Proper Tire Changing

What is the proper method of jacking up a car to change the tire. Hyundai 07 Entourage. When jacking up the rear, the whole rear came off the ground even though I was only jacking on one side. Why is this? Never had this happen on any other vehicle I’ve owned.

Were you on flat ground? Placed jack where your owner’s manual shows?

Yes on concrete floor in garage. Jacked up on the spot where “jack” symbol says on side of van. I was changing the brakes. The front passenger side wheel was off and on wooden blocks. The the front drivers side tire was down and both rear tires were down. I was jacking up rear drivers side to replace rear brakes and the rear passenger side came completely up 4 inches before the drivers side came up. Not sure if it has to do with the front passenger side being up on blocks. I did this same manuever however in reverse (rear passenger jacking up and front driver blocked up) and it came up normal as I expected. The only difference is when doing the rear passenger, I had both fronts up on blocks with no wheels on the van.

Yes, it has to do with the front passenger side being up on blocks. You’re jacking opposite corners. Not a good idea.

where where the blocks? Under the frame or the suspension? It might just be that the back is so light compared to the front, it wouldn’t twist.

Blocks were next to the jacking point between the jack and the wheel. Whenever I rotate tires I always start on one wheel, and block it so I can use the jack on the other wheels. If I can’t jack on one corner with a block on the opposite corner, how would one rotate the tires. I have used this method on probably 10 different vehicles I’ve owned over the years and this is the first that I’ve had this happen to. I wonder if there is a recommended procedure to do this properly.

jack and block the entire front first, then jack and block the rear. put jack stands under the unjacked car before you jack it up, as a precaution. Long wood blocks such as rail road ties under the front can be very stable. instability is the prime culprit in jacking accidents.

I did jack and block the entire front but at one point had rotated the front driver wheel and removed the blocks before working on that fourth brake. I only rotated the tires because I was doing the brakes. Next time I’ll skip the tire rotation and just do one wheel at a time on the brakes.

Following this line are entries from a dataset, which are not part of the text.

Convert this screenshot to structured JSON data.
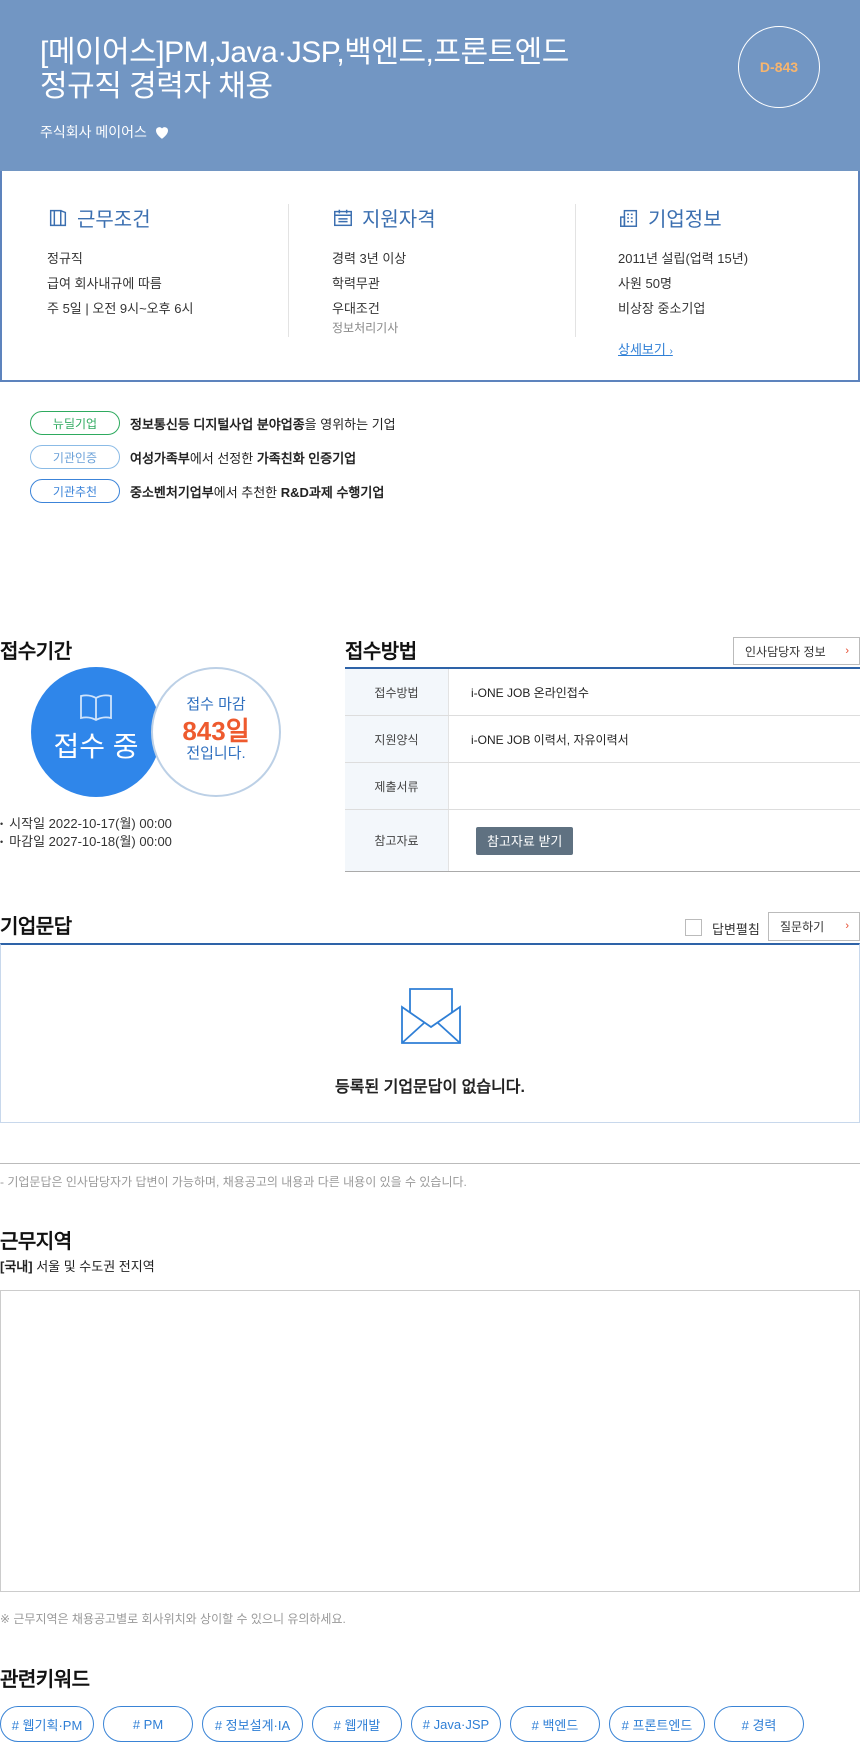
{
  "header": {
    "title_line1": "[메이어스]PM,Java·JSP,백엔드,프론트엔드",
    "title_line2": "정규직 경력자 채용",
    "company": "주식회사 메이어스",
    "dday": "D-843"
  },
  "summary": {
    "work": {
      "title": "근무조건",
      "lines": [
        "정규직",
        "급여 회사내규에 따름",
        "주 5일 | 오전 9시~오후 6시"
      ]
    },
    "qualification": {
      "title": "지원자격",
      "lines": [
        "경력 3년 이상",
        "학력무관",
        "우대조건"
      ],
      "sub": "정보처리기사"
    },
    "company": {
      "title": "기업정보",
      "lines": [
        "2011년 설립(업력 15년)",
        "사원 50명",
        "비상장 중소기업"
      ],
      "more": "상세보기"
    }
  },
  "badges": [
    {
      "label": "뉴딜기업",
      "text_b1": "정보통신등 디지털사업 분야업종",
      "text_r1": "을 영위하는 기업",
      "text_b2": "",
      "text_r2": ""
    },
    {
      "label": "기관인증",
      "text_b1": "여성가족부",
      "text_r1": "에서 선정한 ",
      "text_b2": "가족친화 인증기업",
      "text_r2": ""
    },
    {
      "label": "기관추천",
      "text_b1": "중소벤처기업부",
      "text_r1": "에서 추천한 ",
      "text_b2": "R&D과제 수행기업",
      "text_r2": ""
    }
  ],
  "reception": {
    "title": "접수기간",
    "status": "접수 중",
    "deadline_label": "접수 마감",
    "days": "843일",
    "days_suffix": "전입니다.",
    "start": "시작일 2022-10-17(월) 00:00",
    "end": "마감일 2027-10-18(월) 00:00"
  },
  "method": {
    "title": "접수방법",
    "hr_button": "인사담당자 정보",
    "rows": [
      {
        "th": "접수방법",
        "td": "i-ONE JOB 온라인접수"
      },
      {
        "th": "지원양식",
        "td": "i-ONE JOB 이력서, 자유이력서"
      },
      {
        "th": "제출서류",
        "td": ""
      },
      {
        "th": "참고자료",
        "button": "참고자료 받기"
      }
    ]
  },
  "qna": {
    "title": "기업문답",
    "checkbox_label": "답변펼침",
    "ask_button": "질문하기",
    "empty": "등록된 기업문답이 없습니다.",
    "note": "- 기업문답은 인사담당자가 답변이 가능하며, 채용공고의 내용과 다른 내용이 있을 수 있습니다."
  },
  "location": {
    "title": "근무지역",
    "tag": "[국내]",
    "text": " 서울 및 수도권 전지역",
    "note": "※ 근무지역은 채용공고별로 회사위치와 상이할 수 있으니 유의하세요."
  },
  "keywords": {
    "title": "관련키워드",
    "items": [
      "# 웹기획·PM",
      "# PM",
      "# 정보설계·IA",
      "# 웹개발",
      "# Java·JSP",
      "# 백엔드",
      "# 프론트엔드",
      "# 경력"
    ]
  },
  "colors": {
    "hero": "#7296c3",
    "accent": "#2f86ea",
    "dday": "#f7b56e",
    "days": "#ee5a2e"
  }
}
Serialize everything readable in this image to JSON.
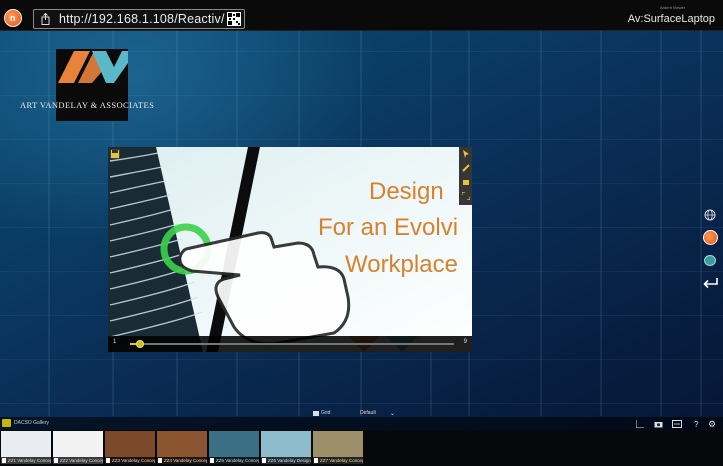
{
  "topbar": {
    "url": "http://192.168.1.108/Reactiv/",
    "small_text": "Ardent Viewer",
    "device_name": "Av:SurfaceLaptop"
  },
  "company": {
    "name": "ART VANDELAY & ASSOCIATES",
    "logo_colors": [
      "#e8833a",
      "#5bb8c8"
    ]
  },
  "slide": {
    "title_lines": [
      "Design",
      "For an Evolvi",
      "Workplace"
    ],
    "title_color": "#d7822e",
    "current_page": "1",
    "total_pages": "9",
    "progress": 0.03
  },
  "right_toolbar": {
    "icons": [
      "globe-icon",
      "app-logo-icon",
      "brain-icon",
      "back-arrow-icon"
    ]
  },
  "bottom": {
    "folder_label": "DACSO Gallery",
    "view_label": "Grid",
    "layout_label": "Default",
    "thumbnails": [
      {
        "caption": "ZZ1 Vandelay Concepts_01",
        "color": "#e9ecf0"
      },
      {
        "caption": "ZZ2 Vandelay Concepts_Floor Plan",
        "color": "#f2f2f2"
      },
      {
        "caption": "ZZ3 Vandelay Concepts",
        "color": "#7a4a2a"
      },
      {
        "caption": "ZZ4 Vandelay Concepts",
        "color": "#8a5530"
      },
      {
        "caption": "ZZ5 Vandelay Concepts_Architecture",
        "color": "#3b6f86"
      },
      {
        "caption": "ZZ6 Vandelay Design for an Evolving Workplace",
        "color": "#8fbccc"
      },
      {
        "caption": "ZZ7 Vandelay Concepts Video",
        "color": "#9d8f6a"
      }
    ]
  }
}
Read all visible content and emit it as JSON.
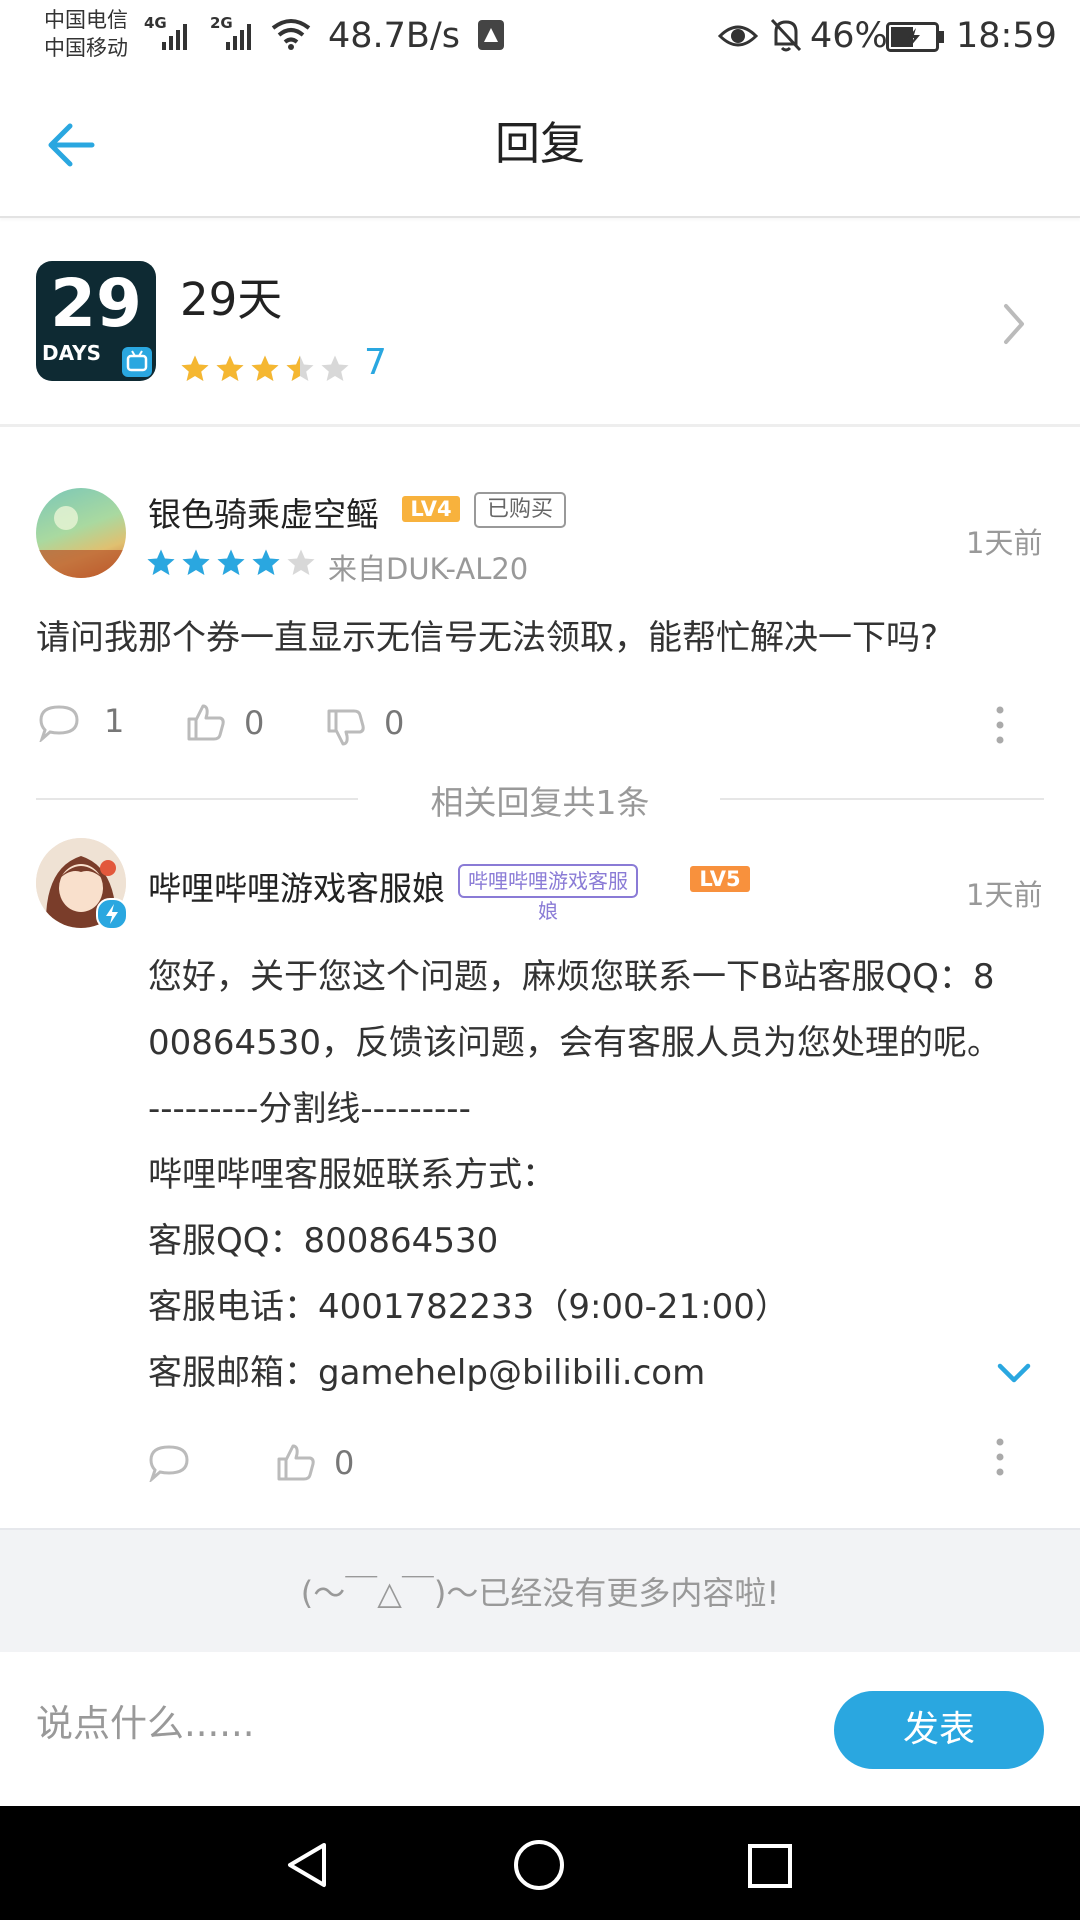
{
  "status_bar": {
    "carrier_1": "中国电信",
    "carrier_2": "中国移动",
    "net_4g": "4G",
    "net_2g": "2G",
    "speed": "48.7B/s",
    "battery": "46%",
    "time": "18:59"
  },
  "header": {
    "title": "回复"
  },
  "game": {
    "icon_text_big": "29",
    "icon_text_small": "DAYS",
    "name": "29天",
    "rating_stars": 3.5,
    "rating_count": "7"
  },
  "comment": {
    "username": "银色骑乘虚空鳐",
    "level": "LV4",
    "purchased_badge": "已购买",
    "rating_stars": 4,
    "source": "来自DUK-AL20",
    "time": "1天前",
    "text": "请问我那个券一直显示无信号无法领取，能帮忙解决一下吗?",
    "reply_count": "1",
    "like_count": "0",
    "dislike_count": "0"
  },
  "replies_divider": "相关回复共1条",
  "reply": {
    "username": "哔哩哔哩游戏客服娘",
    "role_badge": "哔哩哔哩游戏客服娘",
    "level": "LV5",
    "time": "1天前",
    "lines": [
      "您好，关于您这个问题，麻烦您联系一下B站客服QQ：8",
      "00864530，反馈该问题，会有客服人员为您处理的呢。",
      "---------分割线---------",
      "哔哩哔哩客服姬联系方式：",
      "客服QQ：800864530",
      "客服电话：4001782233（9:00-21:00）",
      "客服邮箱：gamehelp@bilibili.com"
    ],
    "like_count": "0"
  },
  "end_text": "(～￣△￣)～已经没有更多内容啦!",
  "composer": {
    "placeholder": "说点什么......",
    "send_label": "发表"
  },
  "colors": {
    "accent": "#2aa7e0",
    "star_orange": "#f5b731",
    "star_blue": "#2aa7e0",
    "level_orange": "#f8913d",
    "role_purple": "#8a7bd6"
  }
}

This just seemed like an odd occurrence to me that I thought I would ask to see if anyone else ever came across this issue and what was actually happening to the vehicle to make it leverage in such a strange way. My GM vehicles never had this issue thats for sure. Thanks for everyone’s input.

Not really pertaining to your problem, but you should really invest in 4 jackstands, just in case the weight of the car resting on the wood blocks causes them to break.